ACTIVITY: Each of the entries below needs to be given again exactly.
··· RECORDS TO PROCESS ···
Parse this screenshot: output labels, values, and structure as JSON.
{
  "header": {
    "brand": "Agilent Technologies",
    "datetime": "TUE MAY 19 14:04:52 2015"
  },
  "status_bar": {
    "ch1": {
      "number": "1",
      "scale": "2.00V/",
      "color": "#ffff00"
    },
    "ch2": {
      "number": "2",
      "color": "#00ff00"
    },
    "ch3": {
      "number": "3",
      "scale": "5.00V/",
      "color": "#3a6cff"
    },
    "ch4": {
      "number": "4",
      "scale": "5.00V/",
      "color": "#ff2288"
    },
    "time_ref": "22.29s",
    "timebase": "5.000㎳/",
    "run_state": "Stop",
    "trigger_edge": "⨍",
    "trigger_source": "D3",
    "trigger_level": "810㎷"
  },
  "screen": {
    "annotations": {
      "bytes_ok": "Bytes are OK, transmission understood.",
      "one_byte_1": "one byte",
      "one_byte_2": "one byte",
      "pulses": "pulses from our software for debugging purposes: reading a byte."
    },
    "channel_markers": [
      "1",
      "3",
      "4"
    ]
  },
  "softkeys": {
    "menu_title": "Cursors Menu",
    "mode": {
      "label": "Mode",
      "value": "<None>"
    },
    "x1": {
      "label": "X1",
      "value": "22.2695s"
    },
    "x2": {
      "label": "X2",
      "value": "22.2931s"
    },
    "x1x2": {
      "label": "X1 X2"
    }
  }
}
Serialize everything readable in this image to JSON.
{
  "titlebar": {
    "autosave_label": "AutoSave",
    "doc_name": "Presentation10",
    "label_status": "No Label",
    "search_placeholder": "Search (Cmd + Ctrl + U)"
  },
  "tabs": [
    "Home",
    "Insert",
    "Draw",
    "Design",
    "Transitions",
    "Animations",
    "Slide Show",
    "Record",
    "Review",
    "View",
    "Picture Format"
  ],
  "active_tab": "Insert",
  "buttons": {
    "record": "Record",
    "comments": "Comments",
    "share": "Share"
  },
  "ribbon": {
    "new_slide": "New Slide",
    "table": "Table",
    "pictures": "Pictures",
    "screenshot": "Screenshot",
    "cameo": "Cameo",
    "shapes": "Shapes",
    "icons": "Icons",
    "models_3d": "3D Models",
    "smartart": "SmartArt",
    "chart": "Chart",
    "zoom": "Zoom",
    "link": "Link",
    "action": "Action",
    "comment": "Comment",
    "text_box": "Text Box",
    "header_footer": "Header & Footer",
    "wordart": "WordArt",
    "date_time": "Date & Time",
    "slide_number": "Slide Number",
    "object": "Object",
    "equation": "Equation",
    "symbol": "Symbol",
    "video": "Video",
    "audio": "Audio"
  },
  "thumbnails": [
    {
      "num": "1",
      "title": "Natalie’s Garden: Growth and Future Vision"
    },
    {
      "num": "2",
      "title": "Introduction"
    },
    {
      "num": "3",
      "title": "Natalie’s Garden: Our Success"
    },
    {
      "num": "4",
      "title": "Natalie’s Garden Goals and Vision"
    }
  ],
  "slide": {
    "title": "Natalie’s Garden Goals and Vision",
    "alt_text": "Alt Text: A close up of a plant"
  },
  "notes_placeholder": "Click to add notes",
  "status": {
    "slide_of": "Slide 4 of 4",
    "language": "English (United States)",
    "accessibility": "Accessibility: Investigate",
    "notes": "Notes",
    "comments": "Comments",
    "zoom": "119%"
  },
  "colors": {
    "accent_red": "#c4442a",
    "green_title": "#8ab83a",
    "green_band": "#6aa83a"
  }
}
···
ANSWER BOX:
Parse this screenshot: output labels, values, and structure as JSON.
{
  "header": {
    "brand": "Agilent Technologies",
    "datetime": "TUE MAY 19 14:04:52 2015"
  },
  "status_bar": {
    "ch1": {
      "number": "1",
      "scale": "2.00V/",
      "color": "#ffff00"
    },
    "ch2": {
      "number": "2",
      "color": "#00ff00"
    },
    "ch3": {
      "number": "3",
      "scale": "5.00V/",
      "color": "#3a6cff"
    },
    "ch4": {
      "number": "4",
      "scale": "5.00V/",
      "color": "#ff2288"
    },
    "time_ref": "22.29s",
    "timebase": "5.000㎳/",
    "run_state": "Stop",
    "trigger_edge": "⨍",
    "trigger_source": "D3",
    "trigger_level": "810㎷"
  },
  "screen": {
    "annotations": {
      "bytes_ok": "Bytes are OK, transmission understood.",
      "one_byte_1": "one byte",
      "one_byte_2": "one byte",
      "pulses": "pulses from our software for debugging purposes: reading a byte."
    },
    "channel_markers": [
      "1",
      "3",
      "4"
    ]
  },
  "softkeys": {
    "menu_title": "Cursors Menu",
    "mode": {
      "label": "Mode",
      "value": "<None>"
    },
    "x1": {
      "label": "X1",
      "value": "22.2695s"
    },
    "x2": {
      "label": "X2",
      "value": "22.2931s"
    },
    "x1x2": {
      "label": "X1 X2"
    }
  }
}
Serialize everything readable in this image to JSON.
{
  "titlebar": {
    "autosave_label": "AutoSave",
    "doc_name": "Presentation10",
    "label_status": "No Label",
    "search_placeholder": "Search (Cmd + Ctrl + U)"
  },
  "tabs": [
    "Home",
    "Insert",
    "Draw",
    "Design",
    "Transitions",
    "Animations",
    "Slide Show",
    "Record",
    "Review",
    "View",
    "Picture Format"
  ],
  "active_tab": "Insert",
  "buttons": {
    "record": "Record",
    "comments": "Comments",
    "share": "Share"
  },
  "ribbon": {
    "new_slide": "New Slide",
    "table": "Table",
    "pictures": "Pictures",
    "screenshot": "Screenshot",
    "cameo": "Cameo",
    "shapes": "Shapes",
    "icons": "Icons",
    "models_3d": "3D Models",
    "smartart": "SmartArt",
    "chart": "Chart",
    "zoom": "Zoom",
    "link": "Link",
    "action": "Action",
    "comment": "Comment",
    "text_box": "Text Box",
    "header_footer": "Header & Footer",
    "wordart": "WordArt",
    "date_time": "Date & Time",
    "slide_number": "Slide Number",
    "object": "Object",
    "equation": "Equation",
    "symbol": "Symbol",
    "video": "Video",
    "audio": "Audio"
  },
  "thumbnails": [
    {
      "num": "1",
      "title": "Natalie’s Garden: Growth and Future Vision"
    },
    {
      "num": "2",
      "title": "Introduction"
    },
    {
      "num": "3",
      "title": "Natalie’s Garden: Our Success"
    },
    {
      "num": "4",
      "title": "Natalie’s Garden Goals and Vision"
    }
  ],
  "slide": {
    "title": "Natalie’s Garden Goals and Vision",
    "alt_text": "Alt Text: A close up of a plant"
  },
  "notes_placeholder": "Click to add notes",
  "status": {
    "slide_of": "Slide 4 of 4",
    "language": "English (United States)",
    "accessibility": "Accessibility: Investigate",
    "notes": "Notes",
    "comments": "Comments",
    "zoom": "119%"
  },
  "colors": {
    "accent_red": "#c4442a",
    "green_title": "#8ab83a",
    "green_band": "#6aa83a"
  }
}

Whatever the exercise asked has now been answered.